- Planning Makes Perfect: Start early by creating a game plan incorporating all of the moving parts, technologies, speakers, engagement activities, and goals. Don’t forget to plan for tracking the success of your event. Build practice sessions into your event planning timeline and create both technology and speaker back-up plans in case of emergencies. Document your entire event game plan in a shared location, including contact details for all key personnel, and communicate this plan to your entire event team so everyone is on the same page. There are no guarantees of having an incident-free live virtual event, but good planning will greatly improve your chances of success.
Let’s imagine that someone reading this interview has an idea for a live virtual event that they would like to develop. What are the first few steps that you would recommend that they take?
It is important to plan before you start building any event. First, is there a unique goal or business need for this event? If so, define your why. Then, use your why to set goals and objectives before you plan anything else. Identify what success looks like and how you plan to measure it. Build in a plan for engagement that reflects the tone and topic of the event. Define what engagement features you want to have before selecting a technology. From then on, you will move into the tactical elements like choosing the right technology and content that your audience will enjoy. Don’t forget to find a great keynote speaker (which we can help with) to help drive higher attendance for and engagement during your event.
Super. We are nearly done. Here are our final questions. You are a person of great influence. If you could inspire a movement that would bring the most amount of good to the most amount of people, what would that be? You never know what your idea can trigger.
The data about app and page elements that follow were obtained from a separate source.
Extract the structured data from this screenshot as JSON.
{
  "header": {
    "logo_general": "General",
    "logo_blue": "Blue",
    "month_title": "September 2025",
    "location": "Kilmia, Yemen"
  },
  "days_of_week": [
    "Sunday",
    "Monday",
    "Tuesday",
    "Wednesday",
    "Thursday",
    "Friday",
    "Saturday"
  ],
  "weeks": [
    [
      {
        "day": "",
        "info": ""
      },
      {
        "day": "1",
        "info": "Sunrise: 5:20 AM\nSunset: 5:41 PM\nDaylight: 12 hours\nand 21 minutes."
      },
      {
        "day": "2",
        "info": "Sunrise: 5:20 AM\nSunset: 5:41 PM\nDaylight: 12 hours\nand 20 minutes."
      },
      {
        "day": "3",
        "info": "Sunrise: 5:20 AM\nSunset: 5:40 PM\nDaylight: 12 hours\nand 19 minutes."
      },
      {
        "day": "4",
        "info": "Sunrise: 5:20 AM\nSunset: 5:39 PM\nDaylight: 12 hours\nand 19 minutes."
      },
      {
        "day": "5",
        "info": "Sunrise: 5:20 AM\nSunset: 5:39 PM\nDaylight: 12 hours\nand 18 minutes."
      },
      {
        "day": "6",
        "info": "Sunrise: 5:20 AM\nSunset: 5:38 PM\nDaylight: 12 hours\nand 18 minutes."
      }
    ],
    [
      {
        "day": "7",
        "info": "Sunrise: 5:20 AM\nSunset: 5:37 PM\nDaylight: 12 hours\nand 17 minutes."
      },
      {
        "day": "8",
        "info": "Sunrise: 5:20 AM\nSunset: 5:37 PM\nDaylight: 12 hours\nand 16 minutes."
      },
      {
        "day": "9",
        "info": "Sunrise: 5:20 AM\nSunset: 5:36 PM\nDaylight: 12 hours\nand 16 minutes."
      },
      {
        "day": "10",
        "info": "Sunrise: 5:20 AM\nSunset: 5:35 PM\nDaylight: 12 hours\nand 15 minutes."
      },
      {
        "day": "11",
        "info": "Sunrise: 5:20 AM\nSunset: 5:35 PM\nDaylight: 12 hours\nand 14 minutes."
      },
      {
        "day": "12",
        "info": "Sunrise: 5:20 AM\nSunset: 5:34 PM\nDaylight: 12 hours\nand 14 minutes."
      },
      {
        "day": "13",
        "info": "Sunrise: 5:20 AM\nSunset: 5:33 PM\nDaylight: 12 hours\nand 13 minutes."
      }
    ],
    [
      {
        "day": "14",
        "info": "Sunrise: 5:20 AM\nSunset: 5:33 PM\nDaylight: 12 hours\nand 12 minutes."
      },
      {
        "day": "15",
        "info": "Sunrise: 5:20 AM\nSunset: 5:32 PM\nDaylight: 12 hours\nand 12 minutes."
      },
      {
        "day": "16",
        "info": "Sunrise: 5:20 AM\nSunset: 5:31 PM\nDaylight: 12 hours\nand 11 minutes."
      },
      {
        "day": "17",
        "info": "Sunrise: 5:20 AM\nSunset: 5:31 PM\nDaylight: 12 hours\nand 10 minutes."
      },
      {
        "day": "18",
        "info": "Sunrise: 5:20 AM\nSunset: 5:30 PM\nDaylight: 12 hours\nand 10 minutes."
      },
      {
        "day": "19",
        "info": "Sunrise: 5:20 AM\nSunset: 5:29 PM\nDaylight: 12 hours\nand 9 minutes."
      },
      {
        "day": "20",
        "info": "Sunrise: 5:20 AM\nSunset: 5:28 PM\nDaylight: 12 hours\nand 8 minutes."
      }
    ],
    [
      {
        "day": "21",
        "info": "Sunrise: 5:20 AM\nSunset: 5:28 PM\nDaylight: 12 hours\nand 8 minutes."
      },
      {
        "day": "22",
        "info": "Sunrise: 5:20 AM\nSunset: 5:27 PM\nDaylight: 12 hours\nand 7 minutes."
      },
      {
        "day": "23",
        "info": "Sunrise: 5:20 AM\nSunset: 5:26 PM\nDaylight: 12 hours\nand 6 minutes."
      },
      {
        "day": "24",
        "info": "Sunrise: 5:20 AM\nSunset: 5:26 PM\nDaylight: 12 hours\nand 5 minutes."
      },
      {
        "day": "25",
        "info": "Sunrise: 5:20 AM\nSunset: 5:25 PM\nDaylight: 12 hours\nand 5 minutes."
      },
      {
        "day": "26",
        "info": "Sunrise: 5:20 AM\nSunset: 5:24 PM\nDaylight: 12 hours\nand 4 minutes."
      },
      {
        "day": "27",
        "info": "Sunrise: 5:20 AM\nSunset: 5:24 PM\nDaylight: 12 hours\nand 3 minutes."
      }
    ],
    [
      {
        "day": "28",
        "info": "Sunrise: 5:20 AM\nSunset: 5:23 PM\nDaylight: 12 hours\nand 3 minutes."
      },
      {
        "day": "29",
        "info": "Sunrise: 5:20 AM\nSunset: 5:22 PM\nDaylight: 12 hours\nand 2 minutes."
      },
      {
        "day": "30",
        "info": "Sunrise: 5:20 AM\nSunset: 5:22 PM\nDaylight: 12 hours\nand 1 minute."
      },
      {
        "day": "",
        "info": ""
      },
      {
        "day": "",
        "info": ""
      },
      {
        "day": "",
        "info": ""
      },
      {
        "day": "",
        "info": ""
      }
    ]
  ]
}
Having volunteered and supported organizations that focus on education, our public school teachers are definitely undervalued and underpaid. These are the people shaping the future of our world by educating our kids, yet they are often in the lowest of salary brackets. I believe a movement that makes teaching both a highly-compensated and highly-competitive profession will benefit all of us.
We are very blessed that some of the biggest names in Business, VC funding, Sports, and Entertainment read this column. Is there a person in the world, or in the US, with whom you would love to have a private breakfast or lunch, and why? He or she might just see this if we tag them.
I would love the chance to meet Tina Fey. She has accomplished so much in her career and always has done so with humility, integrity, and humor. I think we’d have a great conversation.
Thank you for these fantastic insights. We greatly appreciate the time you spent on this.